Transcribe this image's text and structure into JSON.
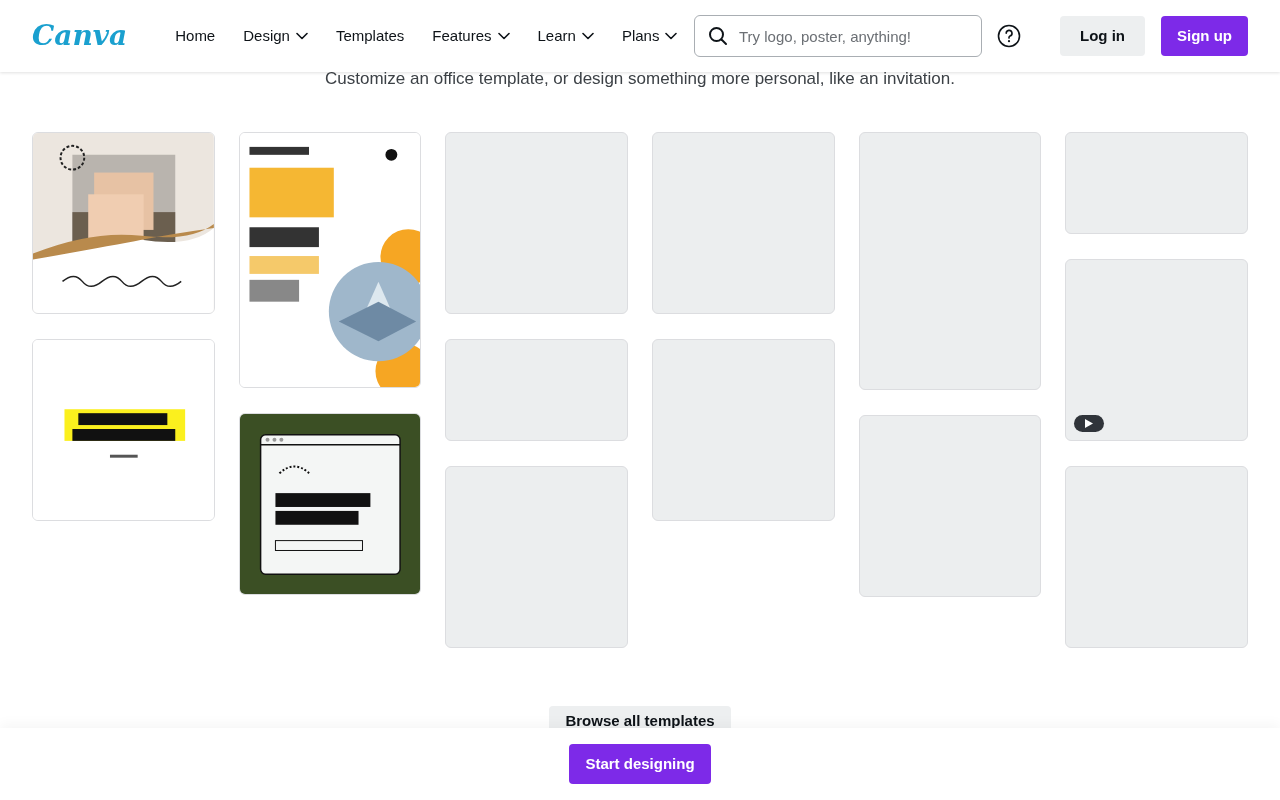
{
  "header": {
    "logo": "Canva",
    "nav": [
      {
        "label": "Home",
        "has_menu": false
      },
      {
        "label": "Design",
        "has_menu": true
      },
      {
        "label": "Templates",
        "has_menu": false
      },
      {
        "label": "Features",
        "has_menu": true
      },
      {
        "label": "Learn",
        "has_menu": true
      },
      {
        "label": "Plans",
        "has_menu": true
      }
    ],
    "search": {
      "placeholder": "Try logo, poster, anything!"
    },
    "login": "Log in",
    "signup": "Sign up"
  },
  "subtitle": "Customize an office template, or design something more personal, like an invitation.",
  "columns": [
    [
      {
        "kind": "picture"
      },
      {
        "kind": "picture"
      }
    ],
    [
      {
        "kind": "picture"
      },
      {
        "kind": "picture"
      }
    ],
    [
      {
        "kind": "placeholder",
        "video": false
      },
      {
        "kind": "placeholder",
        "video": false
      },
      {
        "kind": "placeholder",
        "video": false
      }
    ],
    [
      {
        "kind": "placeholder",
        "video": false
      },
      {
        "kind": "placeholder",
        "video": false
      }
    ],
    [
      {
        "kind": "placeholder",
        "video": false
      },
      {
        "kind": "placeholder",
        "video": false
      }
    ],
    [
      {
        "kind": "placeholder",
        "video": false
      },
      {
        "kind": "placeholder",
        "video": true
      },
      {
        "kind": "placeholder",
        "video": false
      }
    ]
  ],
  "browse_button": "Browse all templates",
  "start_button": "Start designing"
}
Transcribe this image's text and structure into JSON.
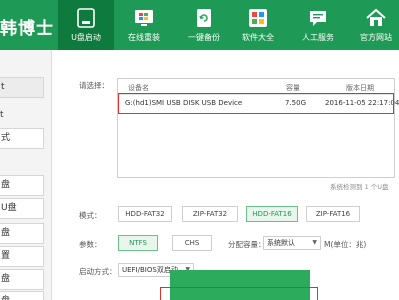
{
  "app": {
    "logo_text": "韩博士",
    "brand_color": "#1e9a56"
  },
  "nav": [
    {
      "label": "U盘启动",
      "icon": "usb-drive-icon",
      "active": true
    },
    {
      "label": "在线重装",
      "icon": "monitor-windows-icon",
      "active": false
    },
    {
      "label": "一键备份",
      "icon": "backup-refresh-icon",
      "active": false
    },
    {
      "label": "软件大全",
      "icon": "app-grid-icon",
      "active": false
    },
    {
      "label": "人工服务",
      "icon": "chat-bubble-icon",
      "active": false
    },
    {
      "label": "官方网站",
      "icon": "home-icon",
      "active": false
    }
  ],
  "sidebar": {
    "items": [
      "t",
      "t",
      "式",
      "",
      "盘",
      "U盘",
      "盘",
      "置",
      "盘",
      "盘"
    ]
  },
  "device": {
    "select_label": "请选择：",
    "col_device": "设备名",
    "col_capacity": "容量",
    "col_date": "版本日期",
    "row": {
      "name": "G:(hd1)SMI USB DISK USB Device",
      "capacity": "7.50G",
      "date": "2016-11-05 22:17:04"
    },
    "status": "系统检测到 1 个U盘"
  },
  "mode": {
    "label": "模式：",
    "options": [
      "HDD-FAT32",
      "ZIP-FAT32",
      "HDD-FAT16",
      "ZIP-FAT16"
    ],
    "selected": "HDD-FAT16"
  },
  "params": {
    "label": "参数：",
    "fs_options": [
      "NTFS",
      "CHS"
    ],
    "fs_selected": "NTFS",
    "alloc_label": "分配容量：",
    "alloc_value": "系统默认",
    "unit_label": "M(单位：兆)"
  },
  "boot": {
    "label": "启动方式：",
    "value": "UEFI/BIOS双启动"
  }
}
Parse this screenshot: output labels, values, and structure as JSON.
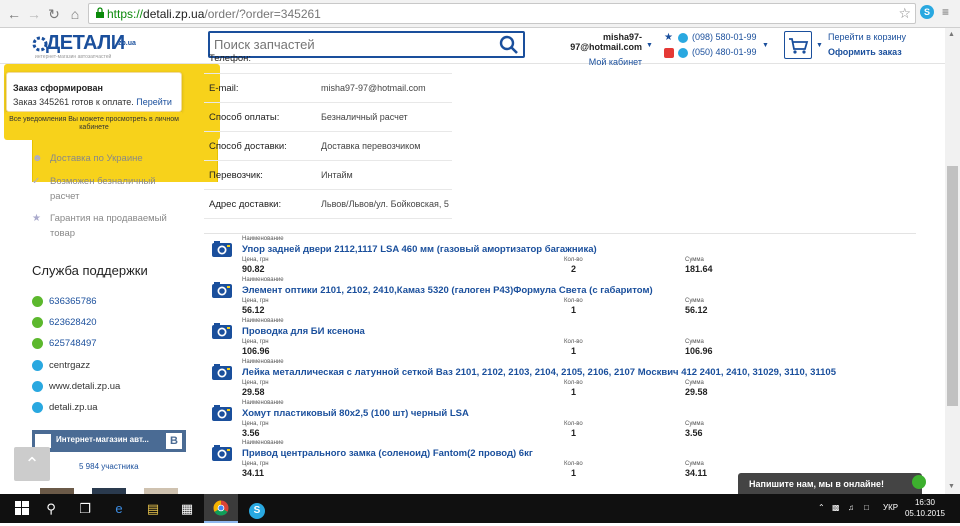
{
  "browser": {
    "url_scheme": "https://",
    "url_host": "detali.zp.ua",
    "url_path": "/order/?order=345261",
    "back_icon": "arrow-left-icon",
    "forward_icon": "arrow-right-icon",
    "reload_icon": "reload-icon",
    "home_icon": "home-icon"
  },
  "header": {
    "logo_text": "ДЕТАЛИ",
    "logo_domain": "zp.ua",
    "logo_sub": "интернет-магазин автозапчастей",
    "search_placeholder": "Поиск запчастей",
    "account_email": "misha97-97@hotmail.com",
    "account_link": "Мой кабинет",
    "phone1": "(098) 580-01-99",
    "phone2": "(050) 480-01-99",
    "cart_link": "Перейти в корзину",
    "checkout_link": "Оформить заказ"
  },
  "sidebar": {
    "notice_title": "Заказ сформирован",
    "notice_text_prefix": "Заказ 345261 готов к оплате.",
    "notice_link": "Перейти",
    "notice_footer": "Все уведомления Вы можете просмотреть в личном кабинете",
    "features": [
      {
        "label": "Доставка по Украине"
      },
      {
        "label": "Возможен безналичный"
      },
      {
        "label": "расчет"
      },
      {
        "label": "Гарантия на продаваемый"
      },
      {
        "label": "товар"
      }
    ],
    "support_title": "Служба поддержки",
    "contacts": [
      {
        "label": "636365786"
      },
      {
        "label": "623628420"
      },
      {
        "label": "625748497"
      },
      {
        "label": "centrgazz"
      },
      {
        "label": "www.detali.zp.ua"
      },
      {
        "label": "detali.zp.ua"
      }
    ],
    "vk_title": "Интернет-магазин авт...",
    "vk_badge": "В",
    "vk_subscribers": "5 984 участника"
  },
  "order": {
    "fields": [
      {
        "label": "E-mail:",
        "value": "misha97-97@hotmail.com"
      },
      {
        "label": "Способ оплаты:",
        "value": "Безналичный расчет"
      },
      {
        "label": "Способ доставки:",
        "value": "Доставка перевозчиком"
      },
      {
        "label": "Перевозчик:",
        "value": "Интайм"
      },
      {
        "label": "Адрес доставки:",
        "value": "Львов/Львов/ул. Бойковская, 5"
      }
    ],
    "partial_label": "Телефон:",
    "col_name": "Наименование",
    "col_price": "Цена, грн",
    "col_qty": "Кол-во",
    "col_sum": "Сумма",
    "items": [
      {
        "name": "Упор задней двери 2112,1117 LSA 460 мм (газовый амортизатор багажника)",
        "price": "90.82",
        "qty": "2",
        "sum": "181.64"
      },
      {
        "name": "Элемент оптики 2101, 2102, 2410,Камаз 5320 (галоген Р43)Формула Света (с габаритом)",
        "price": "56.12",
        "qty": "1",
        "sum": "56.12"
      },
      {
        "name": "Проводка для БИ ксенона",
        "price": "106.96",
        "qty": "1",
        "sum": "106.96"
      },
      {
        "name": "Лейка металлическая с латунной сеткой Ваз 2101, 2102, 2103, 2104, 2105, 2106, 2107 Москвич 412 2401, 2410, 31029, 3110, 31105",
        "price": "29.58",
        "qty": "1",
        "sum": "29.58"
      },
      {
        "name": "Хомут пластиковый 80х2,5 (100 шт) черный LSA",
        "price": "3.56",
        "qty": "1",
        "sum": "3.56"
      },
      {
        "name": "Привод центрального замка (соленоид) Fantom(2 провод) 6кг",
        "price": "34.11",
        "qty": "1",
        "sum": "34.11"
      }
    ]
  },
  "chat": {
    "label": "Напишите нам, мы в онлайне!"
  },
  "taskbar": {
    "lang": "УКР",
    "time": "16:30",
    "date": "05.10.2015"
  }
}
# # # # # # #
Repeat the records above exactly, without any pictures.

- EXERCISE RESULT:
Transcribe this image's text and structure into JSON.
{
  "header": {
    "logo": "Canva",
    "nav": [
      {
        "label": "Home",
        "has_menu": false
      },
      {
        "label": "Design",
        "has_menu": true
      },
      {
        "label": "Templates",
        "has_menu": false
      },
      {
        "label": "Features",
        "has_menu": true
      },
      {
        "label": "Learn",
        "has_menu": true
      },
      {
        "label": "Plans",
        "has_menu": true
      }
    ],
    "search": {
      "placeholder": "Try logo, poster, anything!"
    },
    "login": "Log in",
    "signup": "Sign up"
  },
  "subtitle": "Customize an office template, or design something more personal, like an invitation.",
  "columns": [
    [
      {
        "kind": "picture"
      },
      {
        "kind": "picture"
      }
    ],
    [
      {
        "kind": "picture"
      },
      {
        "kind": "picture"
      }
    ],
    [
      {
        "kind": "placeholder",
        "video": false
      },
      {
        "kind": "placeholder",
        "video": false
      },
      {
        "kind": "placeholder",
        "video": false
      }
    ],
    [
      {
        "kind": "placeholder",
        "video": false
      },
      {
        "kind": "placeholder",
        "video": false
      }
    ],
    [
      {
        "kind": "placeholder",
        "video": false
      },
      {
        "kind": "placeholder",
        "video": false
      }
    ],
    [
      {
        "kind": "placeholder",
        "video": false
      },
      {
        "kind": "placeholder",
        "video": true
      },
      {
        "kind": "placeholder",
        "video": false
      }
    ]
  ],
  "browse_button": "Browse all templates",
  "start_button": "Start designing"
}
Transcribe this image's text and structure into JSON.
{
  "app": {
    "logo_text": "韩博士",
    "brand_color": "#1e9a56"
  },
  "nav": [
    {
      "label": "U盘启动",
      "icon": "usb-drive-icon",
      "active": true
    },
    {
      "label": "在线重装",
      "icon": "monitor-windows-icon",
      "active": false
    },
    {
      "label": "一键备份",
      "icon": "backup-refresh-icon",
      "active": false
    },
    {
      "label": "软件大全",
      "icon": "app-grid-icon",
      "active": false
    },
    {
      "label": "人工服务",
      "icon": "chat-bubble-icon",
      "active": false
    },
    {
      "label": "官方网站",
      "icon": "home-icon",
      "active": false
    }
  ],
  "sidebar": {
    "items": [
      "t",
      "t",
      "式",
      "",
      "盘",
      "U盘",
      "盘",
      "置",
      "盘",
      "盘"
    ]
  },
  "device": {
    "select_label": "请选择：",
    "col_device": "设备名",
    "col_capacity": "容量",
    "col_date": "版本日期",
    "row": {
      "name": "G:(hd1)SMI USB DISK USB Device",
      "capacity": "7.50G",
      "date": "2016-11-05 22:17:04"
    },
    "status": "系统检测到 1 个U盘"
  },
  "mode": {
    "label": "模式：",
    "options": [
      "HDD-FAT32",
      "ZIP-FAT32",
      "HDD-FAT16",
      "ZIP-FAT16"
    ],
    "selected": "HDD-FAT16"
  },
  "params": {
    "label": "参数：",
    "fs_options": [
      "NTFS",
      "CHS"
    ],
    "fs_selected": "NTFS",
    "alloc_label": "分配容量：",
    "alloc_value": "系统默认",
    "unit_label": "M(单位：兆)"
  },
  "boot": {
    "label": "启动方式：",
    "value": "UEFI/BIOS双启动"
  }
}
Parse this screenshot: output labels, values, and structure as JSON.
{
  "browser": {
    "url_scheme": "https://",
    "url_host": "detali.zp.ua",
    "url_path": "/order/?order=345261",
    "back_icon": "arrow-left-icon",
    "forward_icon": "arrow-right-icon",
    "reload_icon": "reload-icon",
    "home_icon": "home-icon"
  },
  "header": {
    "logo_text": "ДЕТАЛИ",
    "logo_domain": "zp.ua",
    "logo_sub": "интернет-магазин автозапчастей",
    "search_placeholder": "Поиск запчастей",
    "account_email": "misha97-97@hotmail.com",
    "account_link": "Мой кабинет",
    "phone1": "(098) 580-01-99",
    "phone2": "(050) 480-01-99",
    "cart_link": "Перейти в корзину",
    "checkout_link": "Оформить заказ"
  },
  "sidebar": {
    "notice_title": "Заказ сформирован",
    "notice_text_prefix": "Заказ 345261 готов к оплате.",
    "notice_link": "Перейти",
    "notice_footer": "Все уведомления Вы можете просмотреть в личном кабинете",
    "features": [
      {
        "label": "Доставка по Украине"
      },
      {
        "label": "Возможен безналичный"
      },
      {
        "label": "расчет"
      },
      {
        "label": "Гарантия на продаваемый"
      },
      {
        "label": "товар"
      }
    ],
    "support_title": "Служба поддержки",
    "contacts": [
      {
        "label": "636365786"
      },
      {
        "label": "623628420"
      },
      {
        "label": "625748497"
      },
      {
        "label": "centrgazz"
      },
      {
        "label": "www.detali.zp.ua"
      },
      {
        "label": "detali.zp.ua"
      }
    ],
    "vk_title": "Интернет-магазин авт...",
    "vk_badge": "В",
    "vk_subscribers": "5 984 участника"
  },
  "order": {
    "fields": [
      {
        "label": "E-mail:",
        "value": "misha97-97@hotmail.com"
      },
      {
        "label": "Способ оплаты:",
        "value": "Безналичный расчет"
      },
      {
        "label": "Способ доставки:",
        "value": "Доставка перевозчиком"
      },
      {
        "label": "Перевозчик:",
        "value": "Интайм"
      },
      {
        "label": "Адрес доставки:",
        "value": "Львов/Львов/ул. Бойковская, 5"
      }
    ],
    "partial_label": "Телефон:",
    "col_name": "Наименование",
    "col_price": "Цена, грн",
    "col_qty": "Кол-во",
    "col_sum": "Сумма",
    "items": [
      {
        "name": "Упор задней двери 2112,1117 LSA 460 мм (газовый амортизатор багажника)",
        "price": "90.82",
        "qty": "2",
        "sum": "181.64"
      },
      {
        "name": "Элемент оптики 2101, 2102, 2410,Камаз 5320 (галоген Р43)Формула Света (с габаритом)",
        "price": "56.12",
        "qty": "1",
        "sum": "56.12"
      },
      {
        "name": "Проводка для БИ ксенона",
        "price": "106.96",
        "qty": "1",
        "sum": "106.96"
      },
      {
        "name": "Лейка металлическая с латунной сеткой Ваз 2101, 2102, 2103, 2104, 2105, 2106, 2107 Москвич 412 2401, 2410, 31029, 3110, 31105",
        "price": "29.58",
        "qty": "1",
        "sum": "29.58"
      },
      {
        "name": "Хомут пластиковый 80х2,5 (100 шт) черный LSA",
        "price": "3.56",
        "qty": "1",
        "sum": "3.56"
      },
      {
        "name": "Привод центрального замка (соленоид) Fantom(2 провод) 6кг",
        "price": "34.11",
        "qty": "1",
        "sum": "34.11"
      }
    ]
  },
  "chat": {
    "label": "Напишите нам, мы в онлайне!"
  },
  "taskbar": {
    "lang": "УКР",
    "time": "16:30",
    "date": "05.10.2015"
  }
}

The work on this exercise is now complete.